At a ThinkIn in our newsroom, one of our speakers addressed the prohibitively high prices of environmentally-friendly clothes. We’ve become accustomed to low-cost clothing, where cheap price tags trump sustainability and ethics. But as a result, the quality of our clothes has also dropped.
So as consumers, what should we be considering? When it comes to fabrics, we should pay attention to how it’s treated (eg. tanning vs dyeing), and the consumption levels (eg. is this a high volume item, how are the workers treated etc.) Apple leather and Pinatex were mentioned as fabrics of the future.

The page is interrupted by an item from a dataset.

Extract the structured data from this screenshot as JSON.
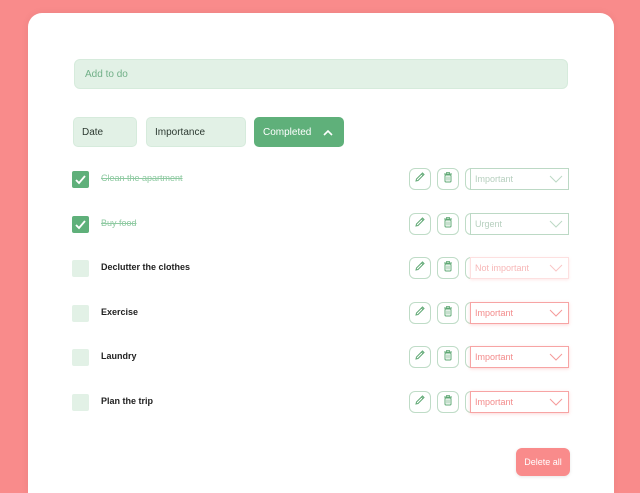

It was cheering to hear a number of people were making significant personal steps to stop buying so many clothes, while politely shaming their friends into making better choices. But as with our other ThinkIns in these areas, we ended up asking: is it enough that we live our values, in a quiet consumer revolution. Or does the industry need to be forced to change more, with legislation and intervention for the worst-offenders? Do we need something dramatic to break the cycle to prevent that projected 63 per cent increase in global fashion consumption by 2030? It’s hard not to conclude that regulation works, and is sorely needed.